[Materials provided — start]

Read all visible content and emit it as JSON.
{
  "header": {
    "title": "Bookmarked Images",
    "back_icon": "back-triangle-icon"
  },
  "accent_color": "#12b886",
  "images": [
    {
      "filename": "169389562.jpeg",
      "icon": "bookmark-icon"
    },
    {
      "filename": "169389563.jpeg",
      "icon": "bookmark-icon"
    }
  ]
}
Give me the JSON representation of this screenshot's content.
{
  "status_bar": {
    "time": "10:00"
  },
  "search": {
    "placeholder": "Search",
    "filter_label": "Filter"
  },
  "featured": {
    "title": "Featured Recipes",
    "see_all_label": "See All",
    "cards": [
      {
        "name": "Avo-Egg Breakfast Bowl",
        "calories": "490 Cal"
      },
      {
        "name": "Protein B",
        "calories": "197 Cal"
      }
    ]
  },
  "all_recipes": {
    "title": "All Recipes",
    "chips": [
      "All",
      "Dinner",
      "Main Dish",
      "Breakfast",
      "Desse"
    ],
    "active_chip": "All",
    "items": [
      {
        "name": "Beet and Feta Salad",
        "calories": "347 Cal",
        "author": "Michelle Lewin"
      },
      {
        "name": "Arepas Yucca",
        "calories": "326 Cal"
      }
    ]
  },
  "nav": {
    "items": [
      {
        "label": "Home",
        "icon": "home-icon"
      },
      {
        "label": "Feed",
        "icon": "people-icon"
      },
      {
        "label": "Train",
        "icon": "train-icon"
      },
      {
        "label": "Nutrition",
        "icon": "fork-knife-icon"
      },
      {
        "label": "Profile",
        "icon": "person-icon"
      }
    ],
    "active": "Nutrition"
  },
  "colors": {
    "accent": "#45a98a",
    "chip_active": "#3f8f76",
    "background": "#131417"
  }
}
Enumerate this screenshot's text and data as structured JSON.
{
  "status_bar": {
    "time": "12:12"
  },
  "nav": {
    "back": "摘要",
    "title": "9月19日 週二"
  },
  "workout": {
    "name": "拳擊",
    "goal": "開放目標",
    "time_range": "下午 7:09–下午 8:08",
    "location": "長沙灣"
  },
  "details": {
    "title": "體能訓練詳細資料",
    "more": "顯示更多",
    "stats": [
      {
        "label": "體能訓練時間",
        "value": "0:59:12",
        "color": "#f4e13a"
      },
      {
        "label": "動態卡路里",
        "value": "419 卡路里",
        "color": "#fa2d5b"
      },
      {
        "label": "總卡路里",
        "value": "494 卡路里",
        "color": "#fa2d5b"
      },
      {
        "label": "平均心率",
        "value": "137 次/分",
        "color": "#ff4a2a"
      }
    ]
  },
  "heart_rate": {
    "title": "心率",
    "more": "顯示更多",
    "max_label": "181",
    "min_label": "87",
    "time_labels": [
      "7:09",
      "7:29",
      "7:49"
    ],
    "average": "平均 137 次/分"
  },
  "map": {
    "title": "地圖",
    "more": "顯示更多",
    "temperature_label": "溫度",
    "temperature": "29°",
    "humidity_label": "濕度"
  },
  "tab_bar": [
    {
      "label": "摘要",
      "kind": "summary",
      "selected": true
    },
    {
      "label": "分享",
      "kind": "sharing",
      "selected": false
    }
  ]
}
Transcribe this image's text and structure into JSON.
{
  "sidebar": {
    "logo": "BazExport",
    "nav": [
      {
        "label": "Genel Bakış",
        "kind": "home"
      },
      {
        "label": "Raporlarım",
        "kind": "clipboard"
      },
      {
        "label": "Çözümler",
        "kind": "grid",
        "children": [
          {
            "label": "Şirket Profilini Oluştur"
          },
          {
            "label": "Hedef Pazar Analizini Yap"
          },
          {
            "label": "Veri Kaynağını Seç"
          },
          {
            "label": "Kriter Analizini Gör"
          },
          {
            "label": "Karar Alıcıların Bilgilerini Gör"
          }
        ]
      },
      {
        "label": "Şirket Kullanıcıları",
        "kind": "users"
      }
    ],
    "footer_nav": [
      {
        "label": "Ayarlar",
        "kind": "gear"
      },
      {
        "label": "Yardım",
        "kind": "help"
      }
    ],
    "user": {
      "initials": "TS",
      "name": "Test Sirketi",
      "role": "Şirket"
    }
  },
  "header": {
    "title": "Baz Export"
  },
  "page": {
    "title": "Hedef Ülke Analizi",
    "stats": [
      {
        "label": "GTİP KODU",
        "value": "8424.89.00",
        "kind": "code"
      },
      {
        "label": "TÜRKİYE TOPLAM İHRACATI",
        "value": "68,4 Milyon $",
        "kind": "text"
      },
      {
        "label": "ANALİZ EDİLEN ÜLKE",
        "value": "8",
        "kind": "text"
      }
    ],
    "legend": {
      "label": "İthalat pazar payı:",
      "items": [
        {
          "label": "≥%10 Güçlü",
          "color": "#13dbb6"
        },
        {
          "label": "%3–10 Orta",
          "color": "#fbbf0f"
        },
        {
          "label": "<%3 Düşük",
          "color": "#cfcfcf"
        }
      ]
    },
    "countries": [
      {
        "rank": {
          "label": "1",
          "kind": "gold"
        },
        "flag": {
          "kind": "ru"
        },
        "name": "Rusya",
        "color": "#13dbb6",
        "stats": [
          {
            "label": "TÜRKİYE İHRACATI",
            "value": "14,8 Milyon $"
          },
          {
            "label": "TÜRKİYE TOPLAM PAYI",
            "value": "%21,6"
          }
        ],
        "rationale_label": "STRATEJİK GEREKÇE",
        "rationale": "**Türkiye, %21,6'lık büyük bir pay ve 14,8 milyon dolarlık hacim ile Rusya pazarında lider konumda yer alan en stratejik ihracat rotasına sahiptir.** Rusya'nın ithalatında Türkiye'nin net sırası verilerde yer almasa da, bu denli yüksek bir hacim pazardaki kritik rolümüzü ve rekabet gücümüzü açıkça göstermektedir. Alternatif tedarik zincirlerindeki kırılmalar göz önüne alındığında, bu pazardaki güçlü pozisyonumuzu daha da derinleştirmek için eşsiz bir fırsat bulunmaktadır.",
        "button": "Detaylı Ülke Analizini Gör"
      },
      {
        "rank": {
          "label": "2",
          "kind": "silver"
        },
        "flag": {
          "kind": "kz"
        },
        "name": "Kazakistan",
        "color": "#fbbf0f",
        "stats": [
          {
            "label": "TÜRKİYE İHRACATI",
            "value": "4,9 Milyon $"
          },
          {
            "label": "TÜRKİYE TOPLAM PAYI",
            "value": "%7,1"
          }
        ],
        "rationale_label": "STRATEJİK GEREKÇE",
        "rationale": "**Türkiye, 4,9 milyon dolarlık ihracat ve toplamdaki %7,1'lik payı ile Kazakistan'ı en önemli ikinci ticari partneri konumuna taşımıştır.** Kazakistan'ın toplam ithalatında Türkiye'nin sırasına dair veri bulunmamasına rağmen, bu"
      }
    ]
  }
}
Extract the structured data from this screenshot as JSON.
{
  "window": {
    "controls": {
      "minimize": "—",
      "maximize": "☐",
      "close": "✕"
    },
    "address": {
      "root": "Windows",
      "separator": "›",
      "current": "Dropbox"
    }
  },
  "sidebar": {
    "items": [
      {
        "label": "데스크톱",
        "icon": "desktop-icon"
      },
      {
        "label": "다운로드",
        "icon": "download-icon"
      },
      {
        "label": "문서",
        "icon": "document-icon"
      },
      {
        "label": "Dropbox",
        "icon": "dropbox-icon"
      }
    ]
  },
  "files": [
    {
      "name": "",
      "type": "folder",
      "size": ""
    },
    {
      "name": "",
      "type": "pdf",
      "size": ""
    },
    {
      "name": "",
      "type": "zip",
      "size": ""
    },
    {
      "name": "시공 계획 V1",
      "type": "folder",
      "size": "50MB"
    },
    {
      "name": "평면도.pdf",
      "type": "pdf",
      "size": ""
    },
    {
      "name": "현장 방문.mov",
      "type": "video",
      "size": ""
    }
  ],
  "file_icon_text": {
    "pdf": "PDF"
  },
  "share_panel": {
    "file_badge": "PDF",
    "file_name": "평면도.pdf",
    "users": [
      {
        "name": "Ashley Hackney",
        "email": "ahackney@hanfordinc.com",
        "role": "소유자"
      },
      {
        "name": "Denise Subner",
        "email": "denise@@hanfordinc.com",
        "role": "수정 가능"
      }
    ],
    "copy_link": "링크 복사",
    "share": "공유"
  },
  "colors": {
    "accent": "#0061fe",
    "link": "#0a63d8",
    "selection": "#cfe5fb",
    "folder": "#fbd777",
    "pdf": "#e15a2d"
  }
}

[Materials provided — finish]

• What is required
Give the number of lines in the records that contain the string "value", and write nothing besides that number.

• Solution
11